The three grounds that were most often perceived to be targets of discrimination are “ethnic origin” (56%), “disability” (46%) and “sexual orientation” (46%). The Roma make up a special group, as three out of four Europeans view the Roma as a group at risk of discrimination.
The relatively new issue of “gender identity” on the European agenda has caught public attention, as 45% of Europeans believe that discrimination on this ground is widespread. Interestingly, discrimination on the grounds of gender is not perceived to be as widely spread as the other grounds, as the rate has dropped compared to the survey in 2009, now halting at 31%.
Personal experience of discrimination (17%) remains in 2012 largely at the levels measured in 2009 (16%). However, Europeans who say they belong to a minority are more likely than Europeans on average to report that they have personally experienced discrimination.
The economic crisis is contributing to more discrimination in the labour market, especially for older persons, as two-thirds (67%) of Europeans believe that the crisis is causing more discrimination against “older” workers (aged over 55). Other grounds of discrimination that are perceived to be negatively affected are disability (53%) and ethnic origin (52%). Europeans are very supportive of measures to foster diversity in the workplace, as 79% of Europeans believe that training employees and employers on diversity is needed. However, they are much more critical towards what is actually being done to promote diversity in the workplace.
A point of concern is that most Europeans (34%) prefer to report their case to the police, should they become a victim of discrimination or harassment. Only 16% of the people would prefer to report their case to Equality bodies (though up from 13% in 2009), closely followed by lawyers (14%) and tribunals and trade unions (10%). The low numbers point to the conclusions that were made at the Equinet communication training on Under-reporting that took place in September in Malta – great communication efforts are needed to make the public aware of the Equality bodies and to gain trust for the institutions.

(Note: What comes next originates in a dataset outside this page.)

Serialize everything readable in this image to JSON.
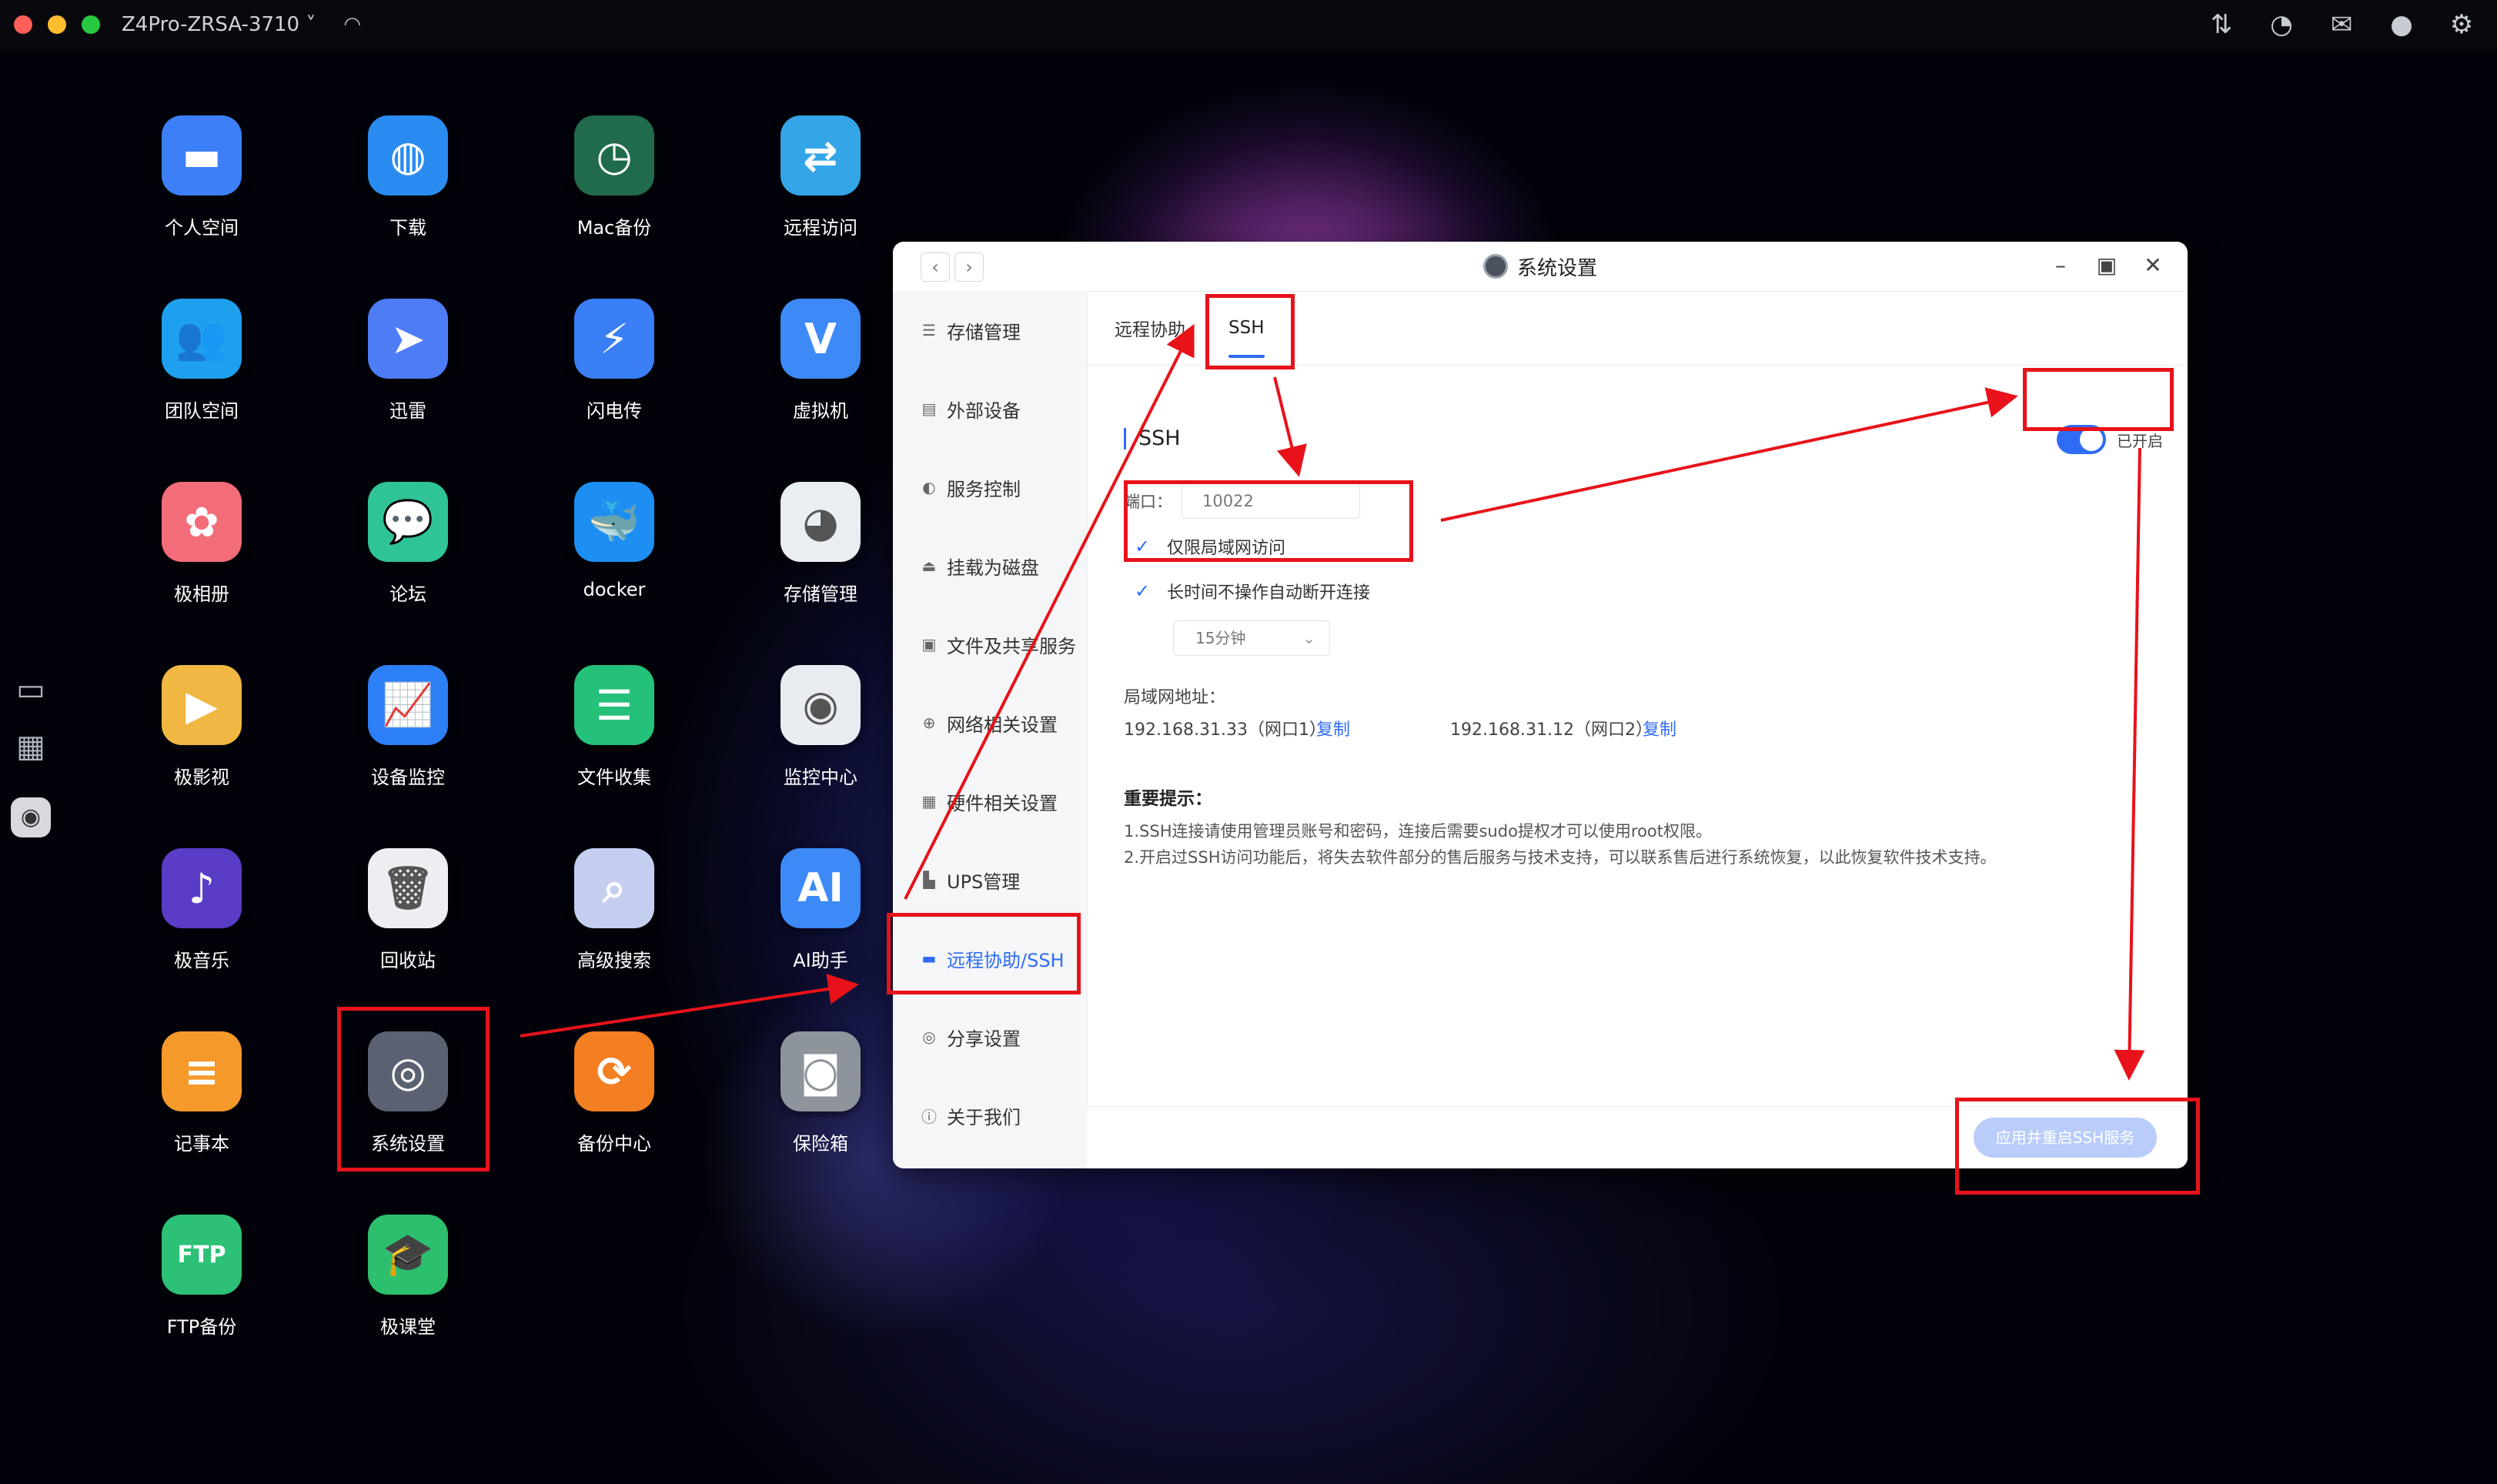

(Under)reporting is also highly dependent on building the general culture of rights in society. When it comes to increasing people’s awareness of their rights then only slight improvement has been recorded since 2009. 37% of Europeans say they would know their rights should they fall victim to discrimination, whereas the awareness of rights is not significantly higher among Europeans belonging to a minority or among people who have actually experienced discrimination.